Dataset rows for apps and sites:
..........
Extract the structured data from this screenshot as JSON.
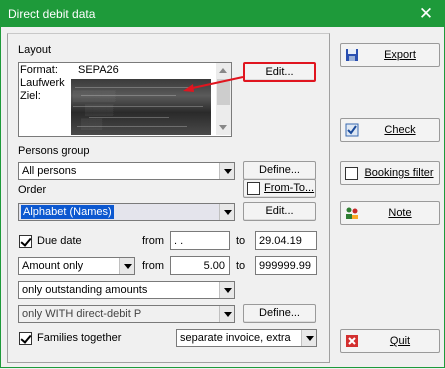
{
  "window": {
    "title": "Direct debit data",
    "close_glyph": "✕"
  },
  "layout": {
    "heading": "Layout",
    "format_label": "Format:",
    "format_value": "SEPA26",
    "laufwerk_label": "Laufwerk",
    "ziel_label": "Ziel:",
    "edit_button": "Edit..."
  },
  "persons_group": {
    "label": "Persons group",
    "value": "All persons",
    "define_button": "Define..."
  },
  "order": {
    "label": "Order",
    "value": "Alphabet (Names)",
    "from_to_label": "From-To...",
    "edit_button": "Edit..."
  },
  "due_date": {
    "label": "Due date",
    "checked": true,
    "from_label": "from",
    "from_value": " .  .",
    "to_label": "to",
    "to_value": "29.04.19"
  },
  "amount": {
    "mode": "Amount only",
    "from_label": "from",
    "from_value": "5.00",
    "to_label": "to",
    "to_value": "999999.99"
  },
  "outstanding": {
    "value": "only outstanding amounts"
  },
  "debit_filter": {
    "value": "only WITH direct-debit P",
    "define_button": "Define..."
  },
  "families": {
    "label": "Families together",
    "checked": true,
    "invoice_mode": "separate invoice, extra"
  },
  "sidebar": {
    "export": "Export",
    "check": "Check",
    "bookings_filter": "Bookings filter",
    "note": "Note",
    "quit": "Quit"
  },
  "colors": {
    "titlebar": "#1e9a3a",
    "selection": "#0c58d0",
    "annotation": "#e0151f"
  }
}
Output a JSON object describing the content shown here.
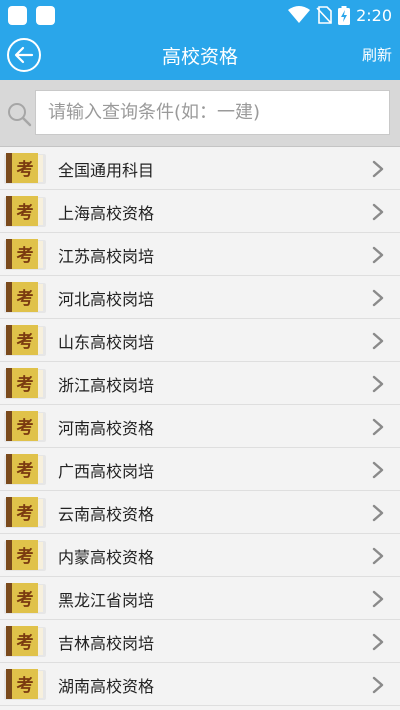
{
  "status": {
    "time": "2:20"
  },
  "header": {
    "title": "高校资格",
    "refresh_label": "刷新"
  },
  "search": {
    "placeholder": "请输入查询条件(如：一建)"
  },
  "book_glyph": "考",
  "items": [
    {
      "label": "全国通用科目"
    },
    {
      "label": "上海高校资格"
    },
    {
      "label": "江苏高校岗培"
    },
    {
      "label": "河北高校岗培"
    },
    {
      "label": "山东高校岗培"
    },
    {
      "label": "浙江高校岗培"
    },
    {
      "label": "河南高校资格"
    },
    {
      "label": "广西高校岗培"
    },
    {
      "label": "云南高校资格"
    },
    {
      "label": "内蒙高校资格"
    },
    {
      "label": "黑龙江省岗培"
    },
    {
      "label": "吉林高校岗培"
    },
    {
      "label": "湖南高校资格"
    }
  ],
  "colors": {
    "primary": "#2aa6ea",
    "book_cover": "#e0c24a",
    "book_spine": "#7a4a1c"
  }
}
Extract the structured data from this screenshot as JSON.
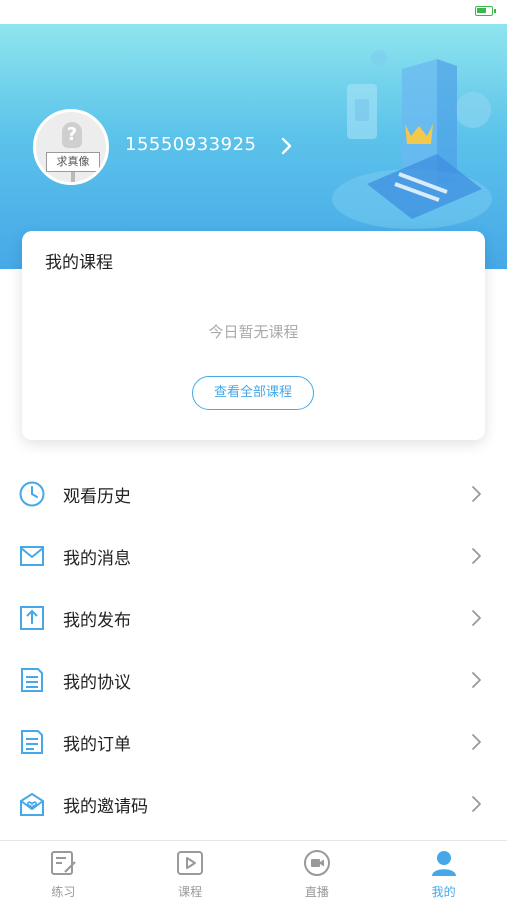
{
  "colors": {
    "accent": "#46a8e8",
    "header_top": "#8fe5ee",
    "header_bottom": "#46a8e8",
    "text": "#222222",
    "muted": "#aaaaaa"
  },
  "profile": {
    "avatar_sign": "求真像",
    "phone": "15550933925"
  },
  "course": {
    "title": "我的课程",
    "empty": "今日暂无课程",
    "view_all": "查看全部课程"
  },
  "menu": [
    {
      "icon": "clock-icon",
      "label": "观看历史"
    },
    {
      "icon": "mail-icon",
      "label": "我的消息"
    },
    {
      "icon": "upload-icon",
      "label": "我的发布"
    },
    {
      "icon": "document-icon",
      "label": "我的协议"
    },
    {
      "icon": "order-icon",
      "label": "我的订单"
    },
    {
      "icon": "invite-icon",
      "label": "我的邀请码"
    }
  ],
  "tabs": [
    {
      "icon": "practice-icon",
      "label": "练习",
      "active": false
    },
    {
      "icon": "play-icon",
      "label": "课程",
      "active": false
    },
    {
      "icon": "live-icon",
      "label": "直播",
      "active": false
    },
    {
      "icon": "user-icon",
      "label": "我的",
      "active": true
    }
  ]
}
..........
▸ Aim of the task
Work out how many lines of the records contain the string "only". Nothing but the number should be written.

▸ Answer section
3